**YOUR GOAL**
Every entry is to be returned unchanged, and no picture is to be included.

---------- RAW DATA ----------

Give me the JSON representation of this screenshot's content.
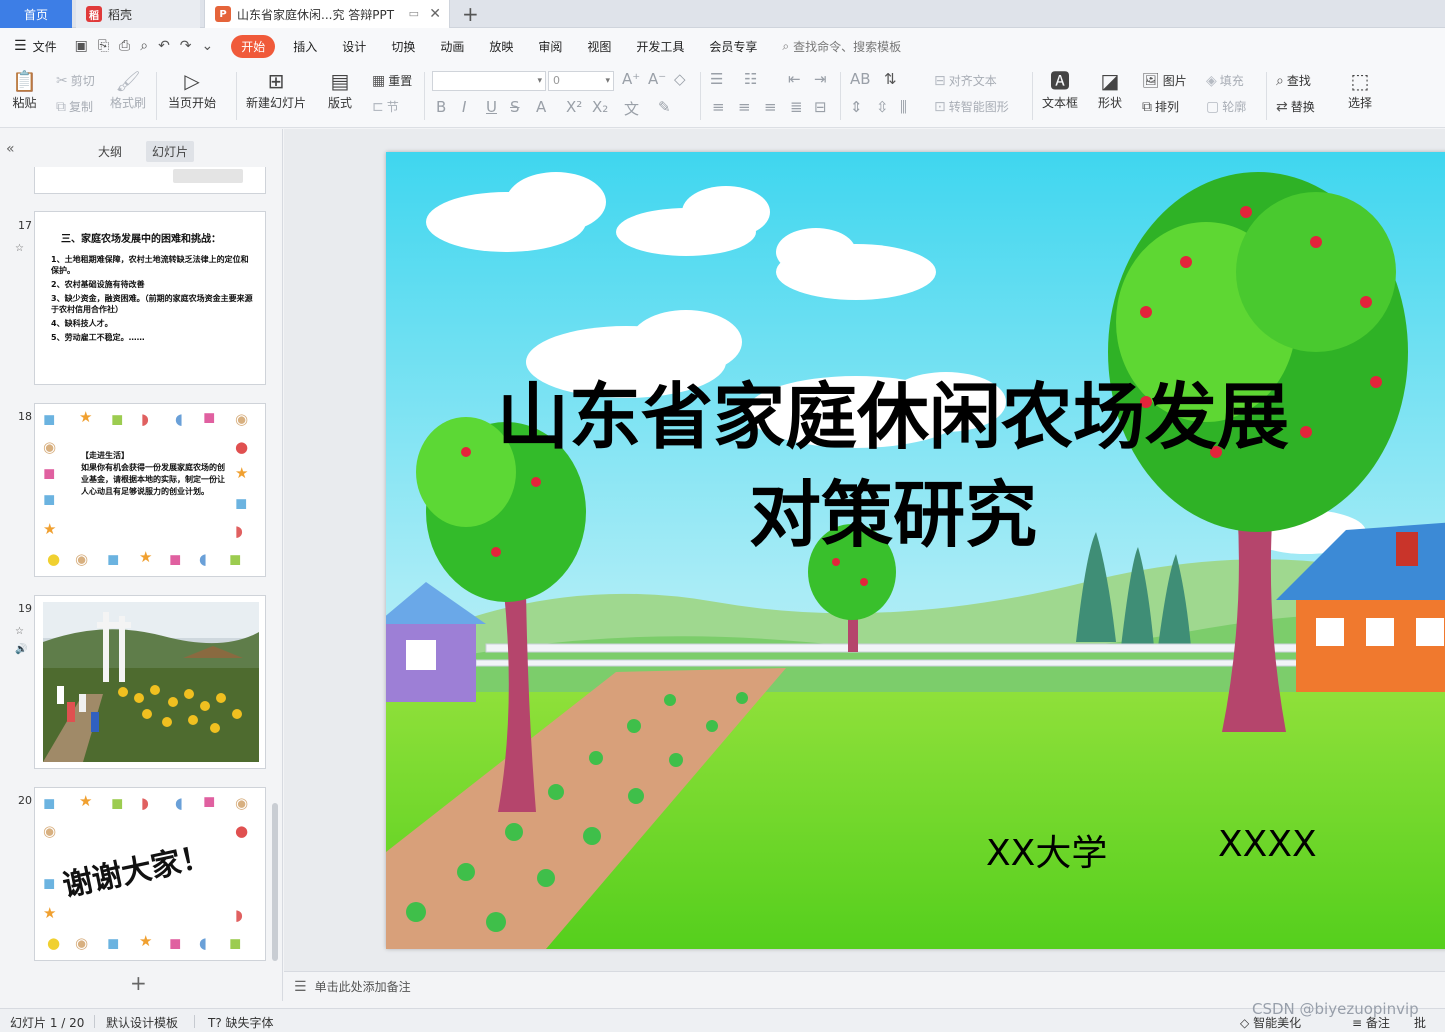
{
  "tabs": {
    "home": "首页",
    "daoke": "稻壳",
    "doc": "山东省家庭休闲...究 答辩PPT"
  },
  "menu": {
    "file": "文件",
    "items": [
      "开始",
      "插入",
      "设计",
      "切换",
      "动画",
      "放映",
      "审阅",
      "视图",
      "开发工具",
      "会员专享"
    ],
    "search": "查找命令、搜索模板"
  },
  "ribbon": {
    "paste": "粘贴",
    "cut": "剪切",
    "copy": "复制",
    "format_painter": "格式刷",
    "from_start": "当页开始",
    "new_slide": "新建幻灯片",
    "layout": "版式",
    "reset": "重置",
    "section": "节",
    "font_size": "0",
    "align_text": "对齐文本",
    "smart_shape": "转智能图形",
    "textbox": "文本框",
    "shape": "形状",
    "picture": "图片",
    "arrange": "排列",
    "fill": "填充",
    "outline": "轮廓",
    "find": "查找",
    "replace": "替换",
    "select": "选择"
  },
  "left_panel": {
    "tab_outline": "大纲",
    "tab_slides": "幻灯片"
  },
  "slides": {
    "s17": {
      "num": "17",
      "title": "三、家庭农场发展中的困难和挑战：",
      "items": [
        "1、土地租期难保障，农村土地流转缺乏法律上的定位和保护。",
        "2、农村基础设施有待改善",
        "3、缺少资金，融资困难。（前期的家庭农场资金主要来源于农村信用合作社）",
        "4、缺科技人才。",
        "5、劳动雇工不稳定。……"
      ]
    },
    "s18": {
      "num": "18",
      "heading": "【走进生活】",
      "body": "如果你有机会获得一份发展家庭农场的创业基金，请根据本地的实际，制定一份让人心动且有足够说服力的创业计划。"
    },
    "s19": {
      "num": "19"
    },
    "s20": {
      "num": "20",
      "text": "谢谢大家！"
    }
  },
  "slide_main": {
    "title_line1": "山东省家庭休闲农场发展",
    "title_line2": "对策研究",
    "university": "XX大学",
    "author": "XXXX"
  },
  "notes": {
    "placeholder": "单击此处添加备注"
  },
  "status": {
    "slide_counter": "幻灯片 1 / 20",
    "template": "默认设计模板",
    "missing_font": "缺失字体",
    "beautify": "智能美化",
    "notes": "备注",
    "comment": "批"
  },
  "watermark": "CSDN @biyezuopinvip"
}
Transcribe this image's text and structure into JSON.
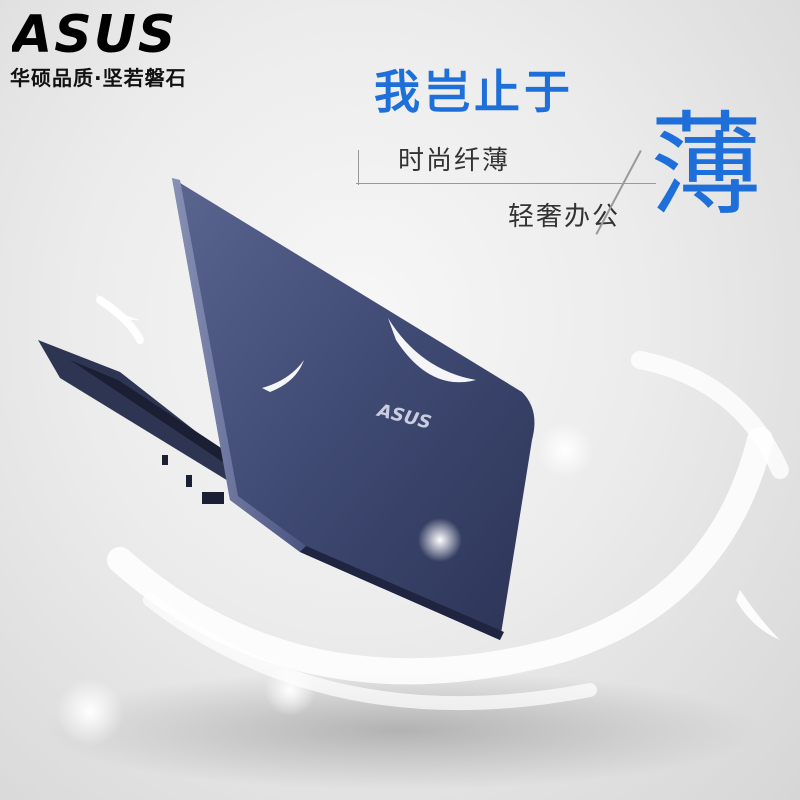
{
  "brand": {
    "logo_text": "ASUS",
    "tagline": "华硕品质·坚若磐石"
  },
  "headline": {
    "title": "我岂止于",
    "line1": "时尚纤薄",
    "line2": "轻奢办公",
    "big_char": "薄"
  },
  "product": {
    "lid_logo": "ASUS"
  },
  "colors": {
    "accent": "#1e6fd9",
    "laptop": "#3f4a73",
    "background": "#ececec"
  }
}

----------

**WRITTEN REPLY**
Give me the JSON representation of this screenshot's content.
{
  "tabs": {
    "home": "首页",
    "daoke": "稻壳",
    "doc": "山东省家庭休闲...究 答辩PPT"
  },
  "menu": {
    "file": "文件",
    "items": [
      "开始",
      "插入",
      "设计",
      "切换",
      "动画",
      "放映",
      "审阅",
      "视图",
      "开发工具",
      "会员专享"
    ],
    "search": "查找命令、搜索模板"
  },
  "ribbon": {
    "paste": "粘贴",
    "cut": "剪切",
    "copy": "复制",
    "format_painter": "格式刷",
    "from_start": "当页开始",
    "new_slide": "新建幻灯片",
    "layout": "版式",
    "reset": "重置",
    "section": "节",
    "font_size": "0",
    "align_text": "对齐文本",
    "smart_shape": "转智能图形",
    "textbox": "文本框",
    "shape": "形状",
    "picture": "图片",
    "arrange": "排列",
    "fill": "填充",
    "outline": "轮廓",
    "find": "查找",
    "replace": "替换",
    "select": "选择"
  },
  "left_panel": {
    "tab_outline": "大纲",
    "tab_slides": "幻灯片"
  },
  "slides": {
    "s17": {
      "num": "17",
      "title": "三、家庭农场发展中的困难和挑战：",
      "items": [
        "1、土地租期难保障，农村土地流转缺乏法律上的定位和保护。",
        "2、农村基础设施有待改善",
        "3、缺少资金，融资困难。（前期的家庭农场资金主要来源于农村信用合作社）",
        "4、缺科技人才。",
        "5、劳动雇工不稳定。……"
      ]
    },
    "s18": {
      "num": "18",
      "heading": "【走进生活】",
      "body": "如果你有机会获得一份发展家庭农场的创业基金，请根据本地的实际，制定一份让人心动且有足够说服力的创业计划。"
    },
    "s19": {
      "num": "19"
    },
    "s20": {
      "num": "20",
      "text": "谢谢大家！"
    }
  },
  "slide_main": {
    "title_line1": "山东省家庭休闲农场发展",
    "title_line2": "对策研究",
    "university": "XX大学",
    "author": "XXXX"
  },
  "notes": {
    "placeholder": "单击此处添加备注"
  },
  "status": {
    "slide_counter": "幻灯片 1 / 20",
    "template": "默认设计模板",
    "missing_font": "缺失字体",
    "beautify": "智能美化",
    "notes": "备注",
    "comment": "批"
  },
  "watermark": "CSDN @biyezuopinvip"
}
Transcribe this image's text and structure into JSON.
{
  "brand": {
    "logo_text": "ASUS",
    "tagline": "华硕品质·坚若磐石"
  },
  "headline": {
    "title": "我岂止于",
    "line1": "时尚纤薄",
    "line2": "轻奢办公",
    "big_char": "薄"
  },
  "product": {
    "lid_logo": "ASUS"
  },
  "colors": {
    "accent": "#1e6fd9",
    "laptop": "#3f4a73",
    "background": "#ececec"
  }
}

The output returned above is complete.